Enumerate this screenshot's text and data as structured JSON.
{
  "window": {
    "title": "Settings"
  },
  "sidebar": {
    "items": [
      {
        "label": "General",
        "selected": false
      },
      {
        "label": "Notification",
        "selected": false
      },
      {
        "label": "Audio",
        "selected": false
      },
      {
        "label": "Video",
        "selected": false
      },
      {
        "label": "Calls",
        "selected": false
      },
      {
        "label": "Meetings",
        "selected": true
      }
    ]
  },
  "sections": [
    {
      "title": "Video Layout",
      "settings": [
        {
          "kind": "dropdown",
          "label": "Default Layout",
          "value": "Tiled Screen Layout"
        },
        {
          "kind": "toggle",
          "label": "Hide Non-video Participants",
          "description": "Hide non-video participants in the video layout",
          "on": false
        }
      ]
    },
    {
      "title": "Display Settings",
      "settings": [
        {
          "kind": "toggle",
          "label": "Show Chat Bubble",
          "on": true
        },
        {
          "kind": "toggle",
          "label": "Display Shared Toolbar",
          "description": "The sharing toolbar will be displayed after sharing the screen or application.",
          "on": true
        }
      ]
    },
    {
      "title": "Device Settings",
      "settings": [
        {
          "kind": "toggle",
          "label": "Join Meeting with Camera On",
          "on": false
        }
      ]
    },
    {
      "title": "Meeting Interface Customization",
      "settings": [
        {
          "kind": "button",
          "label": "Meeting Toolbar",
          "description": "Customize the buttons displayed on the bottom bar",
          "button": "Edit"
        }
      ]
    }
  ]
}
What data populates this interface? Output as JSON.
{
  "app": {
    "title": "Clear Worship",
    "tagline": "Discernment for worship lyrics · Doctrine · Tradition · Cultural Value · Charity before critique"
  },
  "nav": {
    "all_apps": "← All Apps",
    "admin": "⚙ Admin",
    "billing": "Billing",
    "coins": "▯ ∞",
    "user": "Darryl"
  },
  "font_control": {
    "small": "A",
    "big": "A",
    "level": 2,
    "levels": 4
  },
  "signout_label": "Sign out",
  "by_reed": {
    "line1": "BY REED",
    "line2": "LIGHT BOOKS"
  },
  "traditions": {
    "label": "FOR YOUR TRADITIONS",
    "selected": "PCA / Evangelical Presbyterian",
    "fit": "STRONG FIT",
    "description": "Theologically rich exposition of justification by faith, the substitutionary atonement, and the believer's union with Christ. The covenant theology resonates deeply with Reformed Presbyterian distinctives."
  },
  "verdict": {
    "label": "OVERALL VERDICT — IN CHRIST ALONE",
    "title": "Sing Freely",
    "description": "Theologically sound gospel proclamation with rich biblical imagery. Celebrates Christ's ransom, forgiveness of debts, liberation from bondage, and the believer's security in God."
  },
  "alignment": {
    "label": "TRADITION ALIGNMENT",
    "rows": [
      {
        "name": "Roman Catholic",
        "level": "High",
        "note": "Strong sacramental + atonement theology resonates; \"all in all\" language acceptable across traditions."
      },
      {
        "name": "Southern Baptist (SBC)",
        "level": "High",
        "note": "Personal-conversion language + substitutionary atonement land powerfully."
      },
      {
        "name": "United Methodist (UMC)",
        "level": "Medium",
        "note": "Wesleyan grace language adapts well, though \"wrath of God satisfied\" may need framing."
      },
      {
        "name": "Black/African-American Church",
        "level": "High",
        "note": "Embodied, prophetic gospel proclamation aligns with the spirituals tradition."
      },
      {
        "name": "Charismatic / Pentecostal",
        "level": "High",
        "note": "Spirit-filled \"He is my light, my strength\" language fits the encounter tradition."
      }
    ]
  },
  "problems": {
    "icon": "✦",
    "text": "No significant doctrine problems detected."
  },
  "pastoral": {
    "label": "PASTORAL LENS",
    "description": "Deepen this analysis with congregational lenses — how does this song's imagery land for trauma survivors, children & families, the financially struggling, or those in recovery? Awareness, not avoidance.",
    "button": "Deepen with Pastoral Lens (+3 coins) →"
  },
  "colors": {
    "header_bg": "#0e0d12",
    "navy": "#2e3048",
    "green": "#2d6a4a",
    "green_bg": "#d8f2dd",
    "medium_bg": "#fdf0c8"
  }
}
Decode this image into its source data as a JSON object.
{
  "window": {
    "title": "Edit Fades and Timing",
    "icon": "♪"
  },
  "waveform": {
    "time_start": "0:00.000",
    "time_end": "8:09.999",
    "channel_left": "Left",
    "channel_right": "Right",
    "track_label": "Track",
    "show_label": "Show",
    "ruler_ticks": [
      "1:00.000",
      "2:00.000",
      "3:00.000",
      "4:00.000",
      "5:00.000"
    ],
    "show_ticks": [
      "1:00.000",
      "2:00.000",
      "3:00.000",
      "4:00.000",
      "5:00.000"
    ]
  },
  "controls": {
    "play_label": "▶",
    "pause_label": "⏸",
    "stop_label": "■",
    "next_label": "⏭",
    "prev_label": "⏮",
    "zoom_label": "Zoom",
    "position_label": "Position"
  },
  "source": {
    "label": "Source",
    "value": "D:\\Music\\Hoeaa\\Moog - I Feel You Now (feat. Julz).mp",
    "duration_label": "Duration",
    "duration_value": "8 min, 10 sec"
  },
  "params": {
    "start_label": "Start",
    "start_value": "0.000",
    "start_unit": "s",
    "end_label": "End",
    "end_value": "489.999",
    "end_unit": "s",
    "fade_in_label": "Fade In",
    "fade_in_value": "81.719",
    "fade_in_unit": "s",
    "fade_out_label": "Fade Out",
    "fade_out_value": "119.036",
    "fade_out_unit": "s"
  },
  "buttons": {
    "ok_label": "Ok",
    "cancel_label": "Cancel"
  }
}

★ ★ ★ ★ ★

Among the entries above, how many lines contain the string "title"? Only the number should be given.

8